After recently reading two fiction books I have shifted my emphasis back to non-fiction. On the fiction side, I first read Mary Pat Hyland's third novel, 3/17, which is the humorous story of a traditional Irish band fumbling their way through parts of upstate New York, enduring their own version of Dante's nine circles of Hell. Only this time the circles consist mainly of clueless Americans who have no real concept of Irish culture and think of St. Patrick's Day as only a bacchanal drunk-fest. 3/17 is a very funny book and I swear Mary Pat created her American characters from people I know here in Northern New York.
I have also been making good use of the free classics available for the Kindle. While on vacation I read Oscar Wilde's The Canterbury Ghost, a farcical ghost tale of an American family moving into an old mansion that has been haunted for 300 years by a ghost named Sir Simon. At first the family denies the existence of the ghost, but when confronted with his reality, display mostly ambivalence towards him, with the exception of a few tricks played on the ghost by the boys of the family. Sir Simon's utter inability to frighten the family angers and then later depresses him, so he closes himself off in a deserted room in despair. Eventually, the daughter in the family stumbles upon Simon and takes pity on him, as he is so miserable. Simon proclaims his sorrow at all he's done over the years as a ghost and asks the girl to help him finally get to rest. With the girl's help, Simon is finally accepted by the angel of death and allowed to have his peace.
The first non-fiction book I've read recently is Stephen Hawking's latest, The Grand Design, which looks at the scientific history of the cosmos, beginning with the Ionian Greeks and ending with M-Theory, a theory of multiple universes, of which ours is only one of many. The book is controversial in that it posits that God is not necessary to explain the origins of the universe. While Hawking does not explicitly state that modern science has disproved the existence of a god or gods, he does go so far to say that gods are unnecessary to explain all the phenomena of the universe.
My next reading was The Moral Landscape, by Sam Harris. This book is Harris' promotion of a science of morality, which uses only objective facts to determine morality and not the use of authority. However, this all depends on Harris' definition of "morality," which many may not agree with: increases in the well-being of conscious creatures. For example, how do you define "well-being"? Physical well-being? Mental well-being? Emotional well-being? Spiritual well-being? All of the above? On a very basic level I agree with Harris - many human practices and behaviors cause net harm to other sentient beings without being illegal - religious practices of ritual genital mutilation and the subordination of women for starters. These practices should be stopped for humankind's benefit. Many other issues are not so clear-cut though: is capital punishment a net good, or bad? What about abortion? Nationalized healthcare? Or any number of other points of dispute. Harris is careful to point out that solving these issues will be very difficult, but he insists that there are facts to be brought to bear on all such questions and that they are therefore not completely intractable.
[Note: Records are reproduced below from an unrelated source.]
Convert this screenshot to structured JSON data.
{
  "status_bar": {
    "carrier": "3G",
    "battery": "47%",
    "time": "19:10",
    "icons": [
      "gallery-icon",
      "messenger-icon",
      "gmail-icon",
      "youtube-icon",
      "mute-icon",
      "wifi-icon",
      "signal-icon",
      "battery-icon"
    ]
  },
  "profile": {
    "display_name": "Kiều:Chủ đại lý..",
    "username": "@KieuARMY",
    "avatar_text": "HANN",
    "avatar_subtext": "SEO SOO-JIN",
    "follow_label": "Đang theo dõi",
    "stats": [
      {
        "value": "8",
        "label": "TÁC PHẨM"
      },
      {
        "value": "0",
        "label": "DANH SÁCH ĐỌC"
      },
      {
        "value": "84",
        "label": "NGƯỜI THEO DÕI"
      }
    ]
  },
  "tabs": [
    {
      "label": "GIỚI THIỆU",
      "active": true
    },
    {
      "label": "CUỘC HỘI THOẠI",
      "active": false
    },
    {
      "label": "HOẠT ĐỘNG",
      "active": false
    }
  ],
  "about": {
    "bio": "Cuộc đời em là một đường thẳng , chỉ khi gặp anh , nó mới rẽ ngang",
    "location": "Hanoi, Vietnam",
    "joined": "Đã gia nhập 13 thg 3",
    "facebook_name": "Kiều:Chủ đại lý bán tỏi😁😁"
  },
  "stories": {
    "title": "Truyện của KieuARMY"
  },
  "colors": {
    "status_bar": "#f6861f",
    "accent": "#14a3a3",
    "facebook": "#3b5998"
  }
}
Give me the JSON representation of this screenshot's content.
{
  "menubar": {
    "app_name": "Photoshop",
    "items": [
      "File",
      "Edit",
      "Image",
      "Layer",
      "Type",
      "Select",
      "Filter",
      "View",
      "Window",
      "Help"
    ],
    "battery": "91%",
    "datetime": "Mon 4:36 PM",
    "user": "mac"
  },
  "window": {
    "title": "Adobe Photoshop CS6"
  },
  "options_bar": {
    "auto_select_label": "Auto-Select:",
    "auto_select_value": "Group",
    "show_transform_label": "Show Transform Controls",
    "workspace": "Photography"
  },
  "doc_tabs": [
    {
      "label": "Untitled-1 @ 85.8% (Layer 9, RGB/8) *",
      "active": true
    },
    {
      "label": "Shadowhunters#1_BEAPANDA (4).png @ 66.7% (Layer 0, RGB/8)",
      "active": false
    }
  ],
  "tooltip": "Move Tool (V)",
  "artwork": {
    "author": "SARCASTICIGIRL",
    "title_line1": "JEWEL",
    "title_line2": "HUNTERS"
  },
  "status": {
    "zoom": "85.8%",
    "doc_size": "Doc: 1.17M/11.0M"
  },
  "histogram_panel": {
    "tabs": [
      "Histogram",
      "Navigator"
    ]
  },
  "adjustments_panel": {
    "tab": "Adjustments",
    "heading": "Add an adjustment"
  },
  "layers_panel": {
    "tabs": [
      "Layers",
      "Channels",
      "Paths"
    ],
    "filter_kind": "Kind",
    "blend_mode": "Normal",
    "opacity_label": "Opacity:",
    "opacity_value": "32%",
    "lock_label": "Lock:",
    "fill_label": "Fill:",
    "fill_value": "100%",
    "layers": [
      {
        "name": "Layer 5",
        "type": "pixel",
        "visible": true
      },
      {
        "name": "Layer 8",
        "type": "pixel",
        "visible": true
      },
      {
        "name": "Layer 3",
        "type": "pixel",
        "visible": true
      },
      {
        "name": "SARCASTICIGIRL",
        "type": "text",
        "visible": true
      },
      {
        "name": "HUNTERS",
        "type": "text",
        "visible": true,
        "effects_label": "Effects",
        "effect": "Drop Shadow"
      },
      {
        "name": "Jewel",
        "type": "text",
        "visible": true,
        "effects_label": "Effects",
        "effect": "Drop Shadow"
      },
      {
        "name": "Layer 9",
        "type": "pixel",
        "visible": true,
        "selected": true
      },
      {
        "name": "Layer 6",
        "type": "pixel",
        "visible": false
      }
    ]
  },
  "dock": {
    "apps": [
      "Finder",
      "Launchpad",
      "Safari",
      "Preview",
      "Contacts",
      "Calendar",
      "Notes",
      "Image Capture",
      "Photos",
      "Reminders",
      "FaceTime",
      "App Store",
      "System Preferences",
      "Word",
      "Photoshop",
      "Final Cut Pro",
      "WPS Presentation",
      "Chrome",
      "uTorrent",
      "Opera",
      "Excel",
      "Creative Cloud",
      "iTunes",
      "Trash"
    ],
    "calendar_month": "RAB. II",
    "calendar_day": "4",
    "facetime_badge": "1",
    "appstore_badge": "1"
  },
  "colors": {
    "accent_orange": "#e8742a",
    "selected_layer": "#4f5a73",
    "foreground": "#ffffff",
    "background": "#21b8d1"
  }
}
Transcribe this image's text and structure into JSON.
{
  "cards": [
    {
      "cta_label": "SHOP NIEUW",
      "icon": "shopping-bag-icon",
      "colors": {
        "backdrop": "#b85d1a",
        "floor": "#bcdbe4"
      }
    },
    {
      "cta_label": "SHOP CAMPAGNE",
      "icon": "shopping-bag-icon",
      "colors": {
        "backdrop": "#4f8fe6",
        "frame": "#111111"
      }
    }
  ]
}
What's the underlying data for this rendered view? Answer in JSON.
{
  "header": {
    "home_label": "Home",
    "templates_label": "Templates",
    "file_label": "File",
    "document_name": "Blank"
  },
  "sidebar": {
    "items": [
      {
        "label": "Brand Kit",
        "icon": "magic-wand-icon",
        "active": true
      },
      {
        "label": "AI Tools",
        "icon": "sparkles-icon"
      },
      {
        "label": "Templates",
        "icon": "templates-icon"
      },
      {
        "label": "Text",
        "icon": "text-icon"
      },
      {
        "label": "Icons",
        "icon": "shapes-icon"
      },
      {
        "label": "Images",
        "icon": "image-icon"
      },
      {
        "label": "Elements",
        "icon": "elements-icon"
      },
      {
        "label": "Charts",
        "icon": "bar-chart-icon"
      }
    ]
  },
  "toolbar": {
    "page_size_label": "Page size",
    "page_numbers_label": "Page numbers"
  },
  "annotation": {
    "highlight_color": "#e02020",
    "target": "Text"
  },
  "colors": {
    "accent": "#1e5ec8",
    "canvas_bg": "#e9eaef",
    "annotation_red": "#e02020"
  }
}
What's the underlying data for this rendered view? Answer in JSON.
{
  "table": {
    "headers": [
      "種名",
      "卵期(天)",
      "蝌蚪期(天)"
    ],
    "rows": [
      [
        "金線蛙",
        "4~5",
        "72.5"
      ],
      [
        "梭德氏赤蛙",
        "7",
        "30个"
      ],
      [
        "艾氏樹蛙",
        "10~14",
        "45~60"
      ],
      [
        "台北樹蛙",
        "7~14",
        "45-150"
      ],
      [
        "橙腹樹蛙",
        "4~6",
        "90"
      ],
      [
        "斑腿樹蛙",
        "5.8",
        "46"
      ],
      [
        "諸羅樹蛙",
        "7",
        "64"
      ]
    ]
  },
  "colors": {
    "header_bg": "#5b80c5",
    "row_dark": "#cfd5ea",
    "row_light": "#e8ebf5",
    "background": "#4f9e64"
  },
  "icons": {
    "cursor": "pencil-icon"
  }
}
After years of putting it off, I finally read Alfred Russel Wallace's The Malay Archipelago, a chronicle of Wallace's years as a naturalist in Malaysia, Singapore, New Guinea and Indonesia. Wallace was a contemporary of Darwin and co-discoverer of the theory of natural selection. As Wallace collected new species across all the islands of the archipelago, he began to take note of the many differences and similarities, which got him thinking about why they occurred the way they did. He eventually concluded that similar species had been the same at some point in the past and then diverged as parts of the original population migrated to other islands. Wallace was also to distinguish which islands had fauna more closely related to Asia and which were more closely aligned with Australia. This division came to be known as the Wallace Line. Wallace also became a student of the division of the human groups in the islands and had many opinions as to the history of those divisions.
Different Seasons, by Stephen King, is a collection of short stories, three of which have been made into films: Rita Hayworth and Shawshank Redemption, which became the acclaimed The Shawshank Redemption; Apt Pupil, which was made into a movie of and same name; and The Body, which was adapted into Stand by Me. The fourth story is an interesting one called The Breathing Method. Shawshank is one of my favorite movies, so I was interested in seeing how it differed from the book. To my surprise, I found very little difference, except in a few details. Much of the movie's dialog comes directly from the novella, especially much of Red's narration. Stand by Me also very closely follows King's story, as does Apt Pupil. This group of stories is different from most of King's other works, in that there is little to no supernatural involved, and most of what happens in the stories could occur in real life.